All of us desire not only to have good friends, but also, and perhaps even more, to be good friends. And most of us are convinced that we are good friends.
I had a four-hour phone conversation a few weeks ago with a good friend of mine of 25 years. The first three and a half hours were what I expected: laughter, jokes, news updates, and book talk. It was exceedingly pleasant. The last thirty minutes, however, were not.
I had devolved into my victim mode, complaining about a major setback in my life, dumbfounded that such a thing could happen to such a great guy like me. My friend listened patiently for as long as he could, then interjected, “I’m gonna stop you there and name the elephant in the room.” He let me know, in pretty harsh detail, that the elephant was me.
Now, this is a person I had lived with in the same apartment, sometimes the same bedroom, for nine years in three different countries. We had studied philosophy together throughout those years. Our friendship was a long history of reading, discussion, and overseas adventure.
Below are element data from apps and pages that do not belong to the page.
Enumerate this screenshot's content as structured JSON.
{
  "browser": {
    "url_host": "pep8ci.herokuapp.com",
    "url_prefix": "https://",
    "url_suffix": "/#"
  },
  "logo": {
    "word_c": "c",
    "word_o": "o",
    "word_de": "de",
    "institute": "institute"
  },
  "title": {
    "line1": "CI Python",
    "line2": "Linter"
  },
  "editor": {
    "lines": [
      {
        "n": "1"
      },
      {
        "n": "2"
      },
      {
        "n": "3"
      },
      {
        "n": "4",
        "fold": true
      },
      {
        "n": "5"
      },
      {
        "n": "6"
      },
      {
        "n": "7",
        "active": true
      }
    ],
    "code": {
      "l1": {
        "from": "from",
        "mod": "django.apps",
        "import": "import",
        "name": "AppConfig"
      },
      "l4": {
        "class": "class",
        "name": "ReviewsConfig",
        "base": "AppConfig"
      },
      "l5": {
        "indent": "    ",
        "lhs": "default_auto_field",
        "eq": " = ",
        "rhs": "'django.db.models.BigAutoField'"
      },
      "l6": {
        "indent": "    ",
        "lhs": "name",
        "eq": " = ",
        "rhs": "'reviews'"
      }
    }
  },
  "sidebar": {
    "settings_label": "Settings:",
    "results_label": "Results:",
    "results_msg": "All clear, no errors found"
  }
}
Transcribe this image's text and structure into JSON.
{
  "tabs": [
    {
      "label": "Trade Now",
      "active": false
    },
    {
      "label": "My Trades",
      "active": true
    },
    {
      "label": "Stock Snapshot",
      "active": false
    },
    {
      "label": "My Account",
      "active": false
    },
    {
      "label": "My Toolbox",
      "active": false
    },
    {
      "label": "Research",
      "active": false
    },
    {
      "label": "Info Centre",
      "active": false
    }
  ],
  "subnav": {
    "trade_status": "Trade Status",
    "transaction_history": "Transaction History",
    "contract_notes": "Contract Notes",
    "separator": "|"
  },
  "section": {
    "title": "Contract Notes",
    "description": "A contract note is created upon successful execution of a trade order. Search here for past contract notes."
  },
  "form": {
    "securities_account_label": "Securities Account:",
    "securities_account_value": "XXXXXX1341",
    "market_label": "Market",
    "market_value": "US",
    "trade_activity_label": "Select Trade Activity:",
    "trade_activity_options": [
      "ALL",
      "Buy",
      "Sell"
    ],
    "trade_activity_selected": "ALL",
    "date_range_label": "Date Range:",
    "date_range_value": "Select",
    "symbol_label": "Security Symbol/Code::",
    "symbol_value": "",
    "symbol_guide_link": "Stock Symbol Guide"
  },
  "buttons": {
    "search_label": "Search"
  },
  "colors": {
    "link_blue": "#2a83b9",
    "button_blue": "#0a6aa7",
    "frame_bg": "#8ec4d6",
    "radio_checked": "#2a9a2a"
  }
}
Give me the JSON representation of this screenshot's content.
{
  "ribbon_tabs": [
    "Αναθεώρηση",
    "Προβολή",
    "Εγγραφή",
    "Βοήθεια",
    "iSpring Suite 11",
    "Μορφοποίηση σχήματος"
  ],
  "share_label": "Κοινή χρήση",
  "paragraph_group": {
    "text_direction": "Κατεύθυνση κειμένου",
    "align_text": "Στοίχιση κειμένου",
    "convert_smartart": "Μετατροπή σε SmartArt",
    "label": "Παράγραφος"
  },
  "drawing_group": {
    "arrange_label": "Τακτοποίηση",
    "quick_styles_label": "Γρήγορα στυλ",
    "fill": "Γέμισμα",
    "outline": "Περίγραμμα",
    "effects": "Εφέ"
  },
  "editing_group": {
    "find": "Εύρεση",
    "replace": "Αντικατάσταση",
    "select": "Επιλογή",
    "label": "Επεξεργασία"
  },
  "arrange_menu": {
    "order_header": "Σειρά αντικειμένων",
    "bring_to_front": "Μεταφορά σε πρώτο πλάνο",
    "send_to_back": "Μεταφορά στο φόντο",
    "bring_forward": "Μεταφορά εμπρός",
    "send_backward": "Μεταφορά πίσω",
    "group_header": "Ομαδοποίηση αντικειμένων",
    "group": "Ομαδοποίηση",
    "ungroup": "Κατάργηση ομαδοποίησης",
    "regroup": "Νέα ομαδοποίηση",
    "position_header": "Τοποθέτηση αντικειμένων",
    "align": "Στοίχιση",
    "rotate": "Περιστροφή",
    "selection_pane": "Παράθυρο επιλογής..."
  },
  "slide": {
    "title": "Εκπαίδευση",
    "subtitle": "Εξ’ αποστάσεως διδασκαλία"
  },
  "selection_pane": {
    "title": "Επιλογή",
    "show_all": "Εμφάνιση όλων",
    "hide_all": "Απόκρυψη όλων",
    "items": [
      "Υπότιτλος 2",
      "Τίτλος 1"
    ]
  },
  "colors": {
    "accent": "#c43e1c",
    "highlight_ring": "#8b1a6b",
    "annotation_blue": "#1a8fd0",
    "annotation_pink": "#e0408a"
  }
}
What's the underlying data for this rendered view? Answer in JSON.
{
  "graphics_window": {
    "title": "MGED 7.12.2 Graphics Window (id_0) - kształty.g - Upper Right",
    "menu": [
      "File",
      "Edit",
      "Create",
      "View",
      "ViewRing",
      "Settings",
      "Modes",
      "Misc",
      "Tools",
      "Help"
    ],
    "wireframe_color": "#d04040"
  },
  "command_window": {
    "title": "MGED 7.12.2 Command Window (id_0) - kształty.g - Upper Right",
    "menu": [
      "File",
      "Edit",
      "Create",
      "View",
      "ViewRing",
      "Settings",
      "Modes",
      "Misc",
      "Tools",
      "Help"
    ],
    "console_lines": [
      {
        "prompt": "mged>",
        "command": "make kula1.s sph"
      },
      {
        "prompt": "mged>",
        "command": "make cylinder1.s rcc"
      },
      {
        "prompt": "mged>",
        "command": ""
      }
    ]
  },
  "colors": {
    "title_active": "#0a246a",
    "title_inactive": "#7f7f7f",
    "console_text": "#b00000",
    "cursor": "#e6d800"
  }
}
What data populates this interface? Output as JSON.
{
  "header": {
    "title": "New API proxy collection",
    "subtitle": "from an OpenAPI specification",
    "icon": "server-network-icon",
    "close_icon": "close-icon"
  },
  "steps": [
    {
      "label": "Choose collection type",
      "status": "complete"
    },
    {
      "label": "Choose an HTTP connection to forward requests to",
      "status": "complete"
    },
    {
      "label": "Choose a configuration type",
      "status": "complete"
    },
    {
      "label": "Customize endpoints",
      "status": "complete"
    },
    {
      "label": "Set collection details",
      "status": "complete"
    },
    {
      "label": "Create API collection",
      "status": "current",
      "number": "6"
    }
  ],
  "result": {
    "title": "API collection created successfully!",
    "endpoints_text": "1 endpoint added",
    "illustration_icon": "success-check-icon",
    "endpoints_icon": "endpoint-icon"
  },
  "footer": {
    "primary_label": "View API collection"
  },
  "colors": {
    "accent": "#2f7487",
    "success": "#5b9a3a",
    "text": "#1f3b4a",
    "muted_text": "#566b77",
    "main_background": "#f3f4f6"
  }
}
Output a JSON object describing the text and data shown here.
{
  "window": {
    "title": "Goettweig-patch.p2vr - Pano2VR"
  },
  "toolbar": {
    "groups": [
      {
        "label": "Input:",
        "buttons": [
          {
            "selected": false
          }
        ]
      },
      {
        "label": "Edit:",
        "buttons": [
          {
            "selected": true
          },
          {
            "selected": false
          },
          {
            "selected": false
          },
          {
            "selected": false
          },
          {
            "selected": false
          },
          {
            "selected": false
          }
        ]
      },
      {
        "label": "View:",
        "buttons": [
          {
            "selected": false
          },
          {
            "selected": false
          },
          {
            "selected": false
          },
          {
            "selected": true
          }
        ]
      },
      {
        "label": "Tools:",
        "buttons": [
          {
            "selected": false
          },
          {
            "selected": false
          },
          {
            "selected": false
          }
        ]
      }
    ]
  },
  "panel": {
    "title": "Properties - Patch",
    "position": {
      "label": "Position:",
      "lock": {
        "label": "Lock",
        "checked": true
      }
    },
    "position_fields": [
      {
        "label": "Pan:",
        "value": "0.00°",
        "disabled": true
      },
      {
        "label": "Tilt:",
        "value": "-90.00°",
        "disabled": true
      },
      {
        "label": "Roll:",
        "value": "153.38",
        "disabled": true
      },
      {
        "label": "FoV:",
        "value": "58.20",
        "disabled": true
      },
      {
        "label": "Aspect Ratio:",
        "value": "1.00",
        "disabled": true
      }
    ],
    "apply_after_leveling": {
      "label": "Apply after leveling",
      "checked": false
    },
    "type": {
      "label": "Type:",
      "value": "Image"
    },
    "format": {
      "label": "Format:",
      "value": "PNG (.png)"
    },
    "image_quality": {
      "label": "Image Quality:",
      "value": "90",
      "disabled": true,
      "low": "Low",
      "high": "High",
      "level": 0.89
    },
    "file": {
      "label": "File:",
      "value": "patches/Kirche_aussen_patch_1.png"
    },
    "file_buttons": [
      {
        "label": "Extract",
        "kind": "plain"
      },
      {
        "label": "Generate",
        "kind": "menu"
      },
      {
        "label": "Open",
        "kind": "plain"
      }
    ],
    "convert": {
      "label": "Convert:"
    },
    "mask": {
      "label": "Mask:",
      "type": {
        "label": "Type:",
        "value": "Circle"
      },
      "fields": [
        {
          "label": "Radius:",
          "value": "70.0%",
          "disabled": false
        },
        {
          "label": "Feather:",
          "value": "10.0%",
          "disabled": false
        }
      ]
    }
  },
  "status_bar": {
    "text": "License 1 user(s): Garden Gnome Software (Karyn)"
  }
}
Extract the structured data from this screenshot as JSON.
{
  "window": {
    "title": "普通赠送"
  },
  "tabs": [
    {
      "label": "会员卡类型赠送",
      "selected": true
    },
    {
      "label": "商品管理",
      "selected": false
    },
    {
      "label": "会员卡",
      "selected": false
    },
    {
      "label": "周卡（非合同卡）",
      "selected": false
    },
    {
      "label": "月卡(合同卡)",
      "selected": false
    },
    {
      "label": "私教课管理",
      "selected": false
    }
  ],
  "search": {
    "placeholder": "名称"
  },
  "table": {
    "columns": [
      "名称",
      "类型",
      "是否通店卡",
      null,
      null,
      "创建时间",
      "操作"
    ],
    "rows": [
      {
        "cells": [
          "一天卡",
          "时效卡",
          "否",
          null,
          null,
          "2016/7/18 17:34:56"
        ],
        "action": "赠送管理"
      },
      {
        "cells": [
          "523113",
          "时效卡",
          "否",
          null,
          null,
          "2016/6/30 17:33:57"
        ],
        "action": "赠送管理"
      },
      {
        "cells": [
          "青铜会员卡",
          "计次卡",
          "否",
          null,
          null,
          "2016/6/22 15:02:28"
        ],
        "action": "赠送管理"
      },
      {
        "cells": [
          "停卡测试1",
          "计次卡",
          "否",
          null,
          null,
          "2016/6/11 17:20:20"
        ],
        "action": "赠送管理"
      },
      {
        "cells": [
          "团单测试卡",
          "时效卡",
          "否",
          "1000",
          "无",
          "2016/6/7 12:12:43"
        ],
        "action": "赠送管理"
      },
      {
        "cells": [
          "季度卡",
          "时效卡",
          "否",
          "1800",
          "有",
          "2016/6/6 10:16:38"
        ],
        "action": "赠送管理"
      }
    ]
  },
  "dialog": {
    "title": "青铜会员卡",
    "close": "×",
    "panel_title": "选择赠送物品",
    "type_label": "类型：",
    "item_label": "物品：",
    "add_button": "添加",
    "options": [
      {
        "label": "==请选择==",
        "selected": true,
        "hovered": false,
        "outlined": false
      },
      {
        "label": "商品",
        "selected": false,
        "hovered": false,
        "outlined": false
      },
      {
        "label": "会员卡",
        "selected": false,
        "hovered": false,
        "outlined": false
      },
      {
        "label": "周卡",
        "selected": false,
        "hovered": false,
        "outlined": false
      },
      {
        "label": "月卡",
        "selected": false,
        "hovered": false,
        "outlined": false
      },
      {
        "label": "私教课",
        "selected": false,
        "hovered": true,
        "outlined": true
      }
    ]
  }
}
It would be hard to say that he didn’t know me. I had to listen, defensive as I was.
This same friend once said to me, “You have to love the truth more than the person in front of you.” For people-pleasers, that’s a hard saying.
But perhaps these two loves are not in competition, but rather two sides of the same coin.
Bishop Robert Barron continually defines love in his YouTube videos as “willing the good of the other.” Friends tell you the hard truths for the sake of your good.
We all go wrong at times. A dog won’t know the difference. As wonderful as dogs are, they cannot admonish you, will your good, love you in that way. Having a friend and being a friend requires humility, but also a deliberate way of being coming from “an active condition.” It requires a choice to will the good of the other. The truth is, being a friend is not always being a cheerleader.
As Aristotle reminds us, the highest friendships are based not on affection but rather on love. Affection is there, certainly. But a friend does not merely feel affection, as I do for my dog. A friend actively wills the good of the other.
As it turns out, to love the truth is to love the person in front of you. There is no grace without truth.
Contrition and forgiveness.
Gratia et Veritas.
Dan Freeborn is a teacher of philosophy and theology at Pacifica Christian High School.